> **DIRECTIONS FOR THIS TASK**
Every record must appear in the answer exactly as it stands.

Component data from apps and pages
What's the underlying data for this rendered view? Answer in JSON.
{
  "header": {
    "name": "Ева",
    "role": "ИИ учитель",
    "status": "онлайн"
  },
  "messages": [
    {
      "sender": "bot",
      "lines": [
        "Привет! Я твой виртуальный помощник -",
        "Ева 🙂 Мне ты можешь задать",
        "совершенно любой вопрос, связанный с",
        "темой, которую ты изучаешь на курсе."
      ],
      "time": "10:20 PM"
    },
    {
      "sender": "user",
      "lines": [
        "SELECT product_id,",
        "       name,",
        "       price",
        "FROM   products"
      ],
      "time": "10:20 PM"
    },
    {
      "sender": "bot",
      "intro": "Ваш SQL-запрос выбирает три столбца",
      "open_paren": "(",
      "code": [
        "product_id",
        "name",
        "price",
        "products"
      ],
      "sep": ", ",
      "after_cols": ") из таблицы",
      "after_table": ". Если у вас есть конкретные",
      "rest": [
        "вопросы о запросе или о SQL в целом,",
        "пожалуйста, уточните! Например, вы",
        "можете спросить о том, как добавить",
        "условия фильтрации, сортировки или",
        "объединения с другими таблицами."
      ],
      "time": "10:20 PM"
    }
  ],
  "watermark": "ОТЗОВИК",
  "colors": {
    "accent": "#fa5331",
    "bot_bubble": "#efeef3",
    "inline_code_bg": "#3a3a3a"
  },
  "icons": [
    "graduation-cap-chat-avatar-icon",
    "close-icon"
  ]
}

> **RESPONSE AREA**
What's the underlying data for this rendered view? Answer in JSON.
{
  "header": {
    "name": "Ева",
    "role": "ИИ учитель",
    "status": "онлайн"
  },
  "messages": [
    {
      "sender": "bot",
      "lines": [
        "Привет! Я твой виртуальный помощник -",
        "Ева 🙂 Мне ты можешь задать",
        "совершенно любой вопрос, связанный с",
        "темой, которую ты изучаешь на курсе."
      ],
      "time": "10:20 PM"
    },
    {
      "sender": "user",
      "lines": [
        "SELECT product_id,",
        "       name,",
        "       price",
        "FROM   products"
      ],
      "time": "10:20 PM"
    },
    {
      "sender": "bot",
      "intro": "Ваш SQL-запрос выбирает три столбца",
      "open_paren": "(",
      "code": [
        "product_id",
        "name",
        "price",
        "products"
      ],
      "sep": ", ",
      "after_cols": ") из таблицы",
      "after_table": ". Если у вас есть конкретные",
      "rest": [
        "вопросы о запросе или о SQL в целом,",
        "пожалуйста, уточните! Например, вы",
        "можете спросить о том, как добавить",
        "условия фильтрации, сортировки или",
        "объединения с другими таблицами."
      ],
      "time": "10:20 PM"
    }
  ],
  "watermark": "ОТЗОВИК",
  "colors": {
    "accent": "#fa5331",
    "bot_bubble": "#efeef3",
    "inline_code_bg": "#3a3a3a"
  },
  "icons": [
    "graduation-cap-chat-avatar-icon",
    "close-icon"
  ]
}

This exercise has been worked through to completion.